What needs to be done >>
The whole listing, please: repeat it exactly, with the pictures left out.

Records shown >>
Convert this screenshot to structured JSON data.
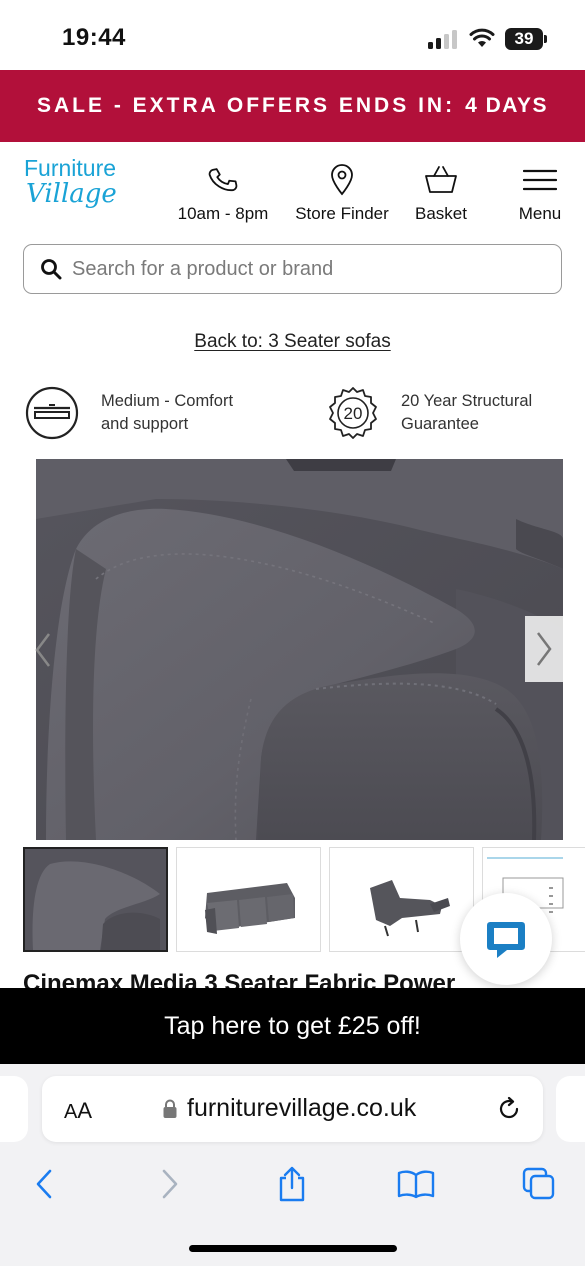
{
  "status_bar": {
    "time": "19:44",
    "battery": "39",
    "icons": [
      "cellular-signal-icon",
      "wifi-icon",
      "battery-icon"
    ]
  },
  "sale_banner": {
    "text": "SALE - EXTRA OFFERS ENDS IN:",
    "days": "4 DAYS",
    "background": "#b2103a"
  },
  "header": {
    "logo_line1": "Furniture",
    "logo_line2": "Village",
    "brand_color": "#1aa3d6",
    "nav": [
      {
        "label": "10am - 8pm",
        "icon": "phone-icon"
      },
      {
        "label": "Store Finder",
        "icon": "location-pin-icon"
      },
      {
        "label": "Basket",
        "icon": "basket-icon"
      },
      {
        "label": "Menu",
        "icon": "hamburger-menu-icon"
      }
    ]
  },
  "search": {
    "placeholder": "Search for a product or brand",
    "value": ""
  },
  "back_link": "Back to: 3 Seater sofas",
  "features": [
    {
      "line1": "Medium - Comfort",
      "line2": "and support",
      "icon": "comfort-seat-icon"
    },
    {
      "badge": "20",
      "line1": "20 Year Structural",
      "line2": "Guarantee",
      "icon": "guarantee-badge-icon"
    }
  ],
  "gallery": {
    "thumbnail_count": 4,
    "active_index": 0
  },
  "product": {
    "title": "Cinemax Media 3 Seater Fabric Power"
  },
  "promo_bar": {
    "text": "Tap here to get £25 off!"
  },
  "browser": {
    "text_size_label_small": "A",
    "text_size_label_big": "A",
    "url": "furniturevillage.co.uk"
  }
}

Answer for this exercise >>
Convert this screenshot to structured JSON data.
{
  "status_bar": {
    "time": "19:44",
    "battery": "39",
    "icons": [
      "cellular-signal-icon",
      "wifi-icon",
      "battery-icon"
    ]
  },
  "sale_banner": {
    "text": "SALE - EXTRA OFFERS ENDS IN:",
    "days": "4 DAYS",
    "background": "#b2103a"
  },
  "header": {
    "logo_line1": "Furniture",
    "logo_line2": "Village",
    "brand_color": "#1aa3d6",
    "nav": [
      {
        "label": "10am - 8pm",
        "icon": "phone-icon"
      },
      {
        "label": "Store Finder",
        "icon": "location-pin-icon"
      },
      {
        "label": "Basket",
        "icon": "basket-icon"
      },
      {
        "label": "Menu",
        "icon": "hamburger-menu-icon"
      }
    ]
  },
  "search": {
    "placeholder": "Search for a product or brand",
    "value": ""
  },
  "back_link": "Back to: 3 Seater sofas",
  "features": [
    {
      "line1": "Medium - Comfort",
      "line2": "and support",
      "icon": "comfort-seat-icon"
    },
    {
      "badge": "20",
      "line1": "20 Year Structural",
      "line2": "Guarantee",
      "icon": "guarantee-badge-icon"
    }
  ],
  "gallery": {
    "thumbnail_count": 4,
    "active_index": 0
  },
  "product": {
    "title": "Cinemax Media 3 Seater Fabric Power"
  },
  "promo_bar": {
    "text": "Tap here to get £25 off!"
  },
  "browser": {
    "text_size_label_small": "A",
    "text_size_label_big": "A",
    "url": "furniturevillage.co.uk"
  }
}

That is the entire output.